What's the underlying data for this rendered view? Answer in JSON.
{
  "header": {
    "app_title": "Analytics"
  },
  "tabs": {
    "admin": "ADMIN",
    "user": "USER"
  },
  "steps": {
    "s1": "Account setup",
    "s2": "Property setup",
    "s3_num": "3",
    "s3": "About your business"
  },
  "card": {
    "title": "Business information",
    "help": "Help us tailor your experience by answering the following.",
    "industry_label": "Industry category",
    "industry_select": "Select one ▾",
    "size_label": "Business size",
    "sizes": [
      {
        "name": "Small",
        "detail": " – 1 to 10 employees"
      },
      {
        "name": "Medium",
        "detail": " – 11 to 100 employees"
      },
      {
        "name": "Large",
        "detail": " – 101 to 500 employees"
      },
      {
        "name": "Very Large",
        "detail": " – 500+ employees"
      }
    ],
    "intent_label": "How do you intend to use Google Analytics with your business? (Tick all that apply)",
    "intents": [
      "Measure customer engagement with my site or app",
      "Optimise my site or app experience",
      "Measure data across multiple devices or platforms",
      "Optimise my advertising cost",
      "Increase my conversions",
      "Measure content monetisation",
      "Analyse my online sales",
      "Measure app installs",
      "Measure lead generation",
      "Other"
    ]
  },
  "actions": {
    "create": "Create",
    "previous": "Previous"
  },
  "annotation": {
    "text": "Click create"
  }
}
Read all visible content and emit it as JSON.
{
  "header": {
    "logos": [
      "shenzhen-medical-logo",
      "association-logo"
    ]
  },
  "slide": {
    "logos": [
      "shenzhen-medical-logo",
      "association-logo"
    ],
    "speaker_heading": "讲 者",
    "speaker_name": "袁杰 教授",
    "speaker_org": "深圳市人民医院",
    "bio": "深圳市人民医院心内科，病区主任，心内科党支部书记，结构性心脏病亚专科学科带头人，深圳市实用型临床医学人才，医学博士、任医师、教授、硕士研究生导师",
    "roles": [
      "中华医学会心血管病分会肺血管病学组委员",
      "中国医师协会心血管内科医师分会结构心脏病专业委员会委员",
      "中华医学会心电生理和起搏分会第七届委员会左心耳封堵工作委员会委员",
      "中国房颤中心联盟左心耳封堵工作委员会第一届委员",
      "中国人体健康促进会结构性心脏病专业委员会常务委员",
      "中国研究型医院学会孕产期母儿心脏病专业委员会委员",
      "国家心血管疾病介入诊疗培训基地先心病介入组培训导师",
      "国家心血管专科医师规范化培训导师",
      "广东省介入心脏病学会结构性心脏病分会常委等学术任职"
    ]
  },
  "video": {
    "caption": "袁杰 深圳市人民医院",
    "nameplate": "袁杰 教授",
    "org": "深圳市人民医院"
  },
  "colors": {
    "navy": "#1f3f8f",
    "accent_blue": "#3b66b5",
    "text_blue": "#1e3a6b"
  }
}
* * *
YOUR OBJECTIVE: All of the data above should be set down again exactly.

ANSWER TO THIS TASK:
What's the underlying data for this rendered view? Answer in JSON.
{
  "header": {
    "app_title": "Analytics"
  },
  "tabs": {
    "admin": "ADMIN",
    "user": "USER"
  },
  "steps": {
    "s1": "Account setup",
    "s2": "Property setup",
    "s3_num": "3",
    "s3": "About your business"
  },
  "card": {
    "title": "Business information",
    "help": "Help us tailor your experience by answering the following.",
    "industry_label": "Industry category",
    "industry_select": "Select one ▾",
    "size_label": "Business size",
    "sizes": [
      {
        "name": "Small",
        "detail": " – 1 to 10 employees"
      },
      {
        "name": "Medium",
        "detail": " – 11 to 100 employees"
      },
      {
        "name": "Large",
        "detail": " – 101 to 500 employees"
      },
      {
        "name": "Very Large",
        "detail": " – 500+ employees"
      }
    ],
    "intent_label": "How do you intend to use Google Analytics with your business? (Tick all that apply)",
    "intents": [
      "Measure customer engagement with my site or app",
      "Optimise my site or app experience",
      "Measure data across multiple devices or platforms",
      "Optimise my advertising cost",
      "Increase my conversions",
      "Measure content monetisation",
      "Analyse my online sales",
      "Measure app installs",
      "Measure lead generation",
      "Other"
    ]
  },
  "actions": {
    "create": "Create",
    "previous": "Previous"
  },
  "annotation": {
    "text": "Click create"
  }
}
Read all visible content and emit it as JSON.
{
  "header": {
    "logos": [
      "shenzhen-medical-logo",
      "association-logo"
    ]
  },
  "slide": {
    "logos": [
      "shenzhen-medical-logo",
      "association-logo"
    ],
    "speaker_heading": "讲 者",
    "speaker_name": "袁杰 教授",
    "speaker_org": "深圳市人民医院",
    "bio": "深圳市人民医院心内科，病区主任，心内科党支部书记，结构性心脏病亚专科学科带头人，深圳市实用型临床医学人才，医学博士、任医师、教授、硕士研究生导师",
    "roles": [
      "中华医学会心血管病分会肺血管病学组委员",
      "中国医师协会心血管内科医师分会结构心脏病专业委员会委员",
      "中华医学会心电生理和起搏分会第七届委员会左心耳封堵工作委员会委员",
      "中国房颤中心联盟左心耳封堵工作委员会第一届委员",
      "中国人体健康促进会结构性心脏病专业委员会常务委员",
      "中国研究型医院学会孕产期母儿心脏病专业委员会委员",
      "国家心血管疾病介入诊疗培训基地先心病介入组培训导师",
      "国家心血管专科医师规范化培训导师",
      "广东省介入心脏病学会结构性心脏病分会常委等学术任职"
    ]
  },
  "video": {
    "caption": "袁杰 深圳市人民医院",
    "nameplate": "袁杰 教授",
    "org": "深圳市人民医院"
  },
  "colors": {
    "navy": "#1f3f8f",
    "accent_blue": "#3b66b5",
    "text_blue": "#1e3a6b"
  }
}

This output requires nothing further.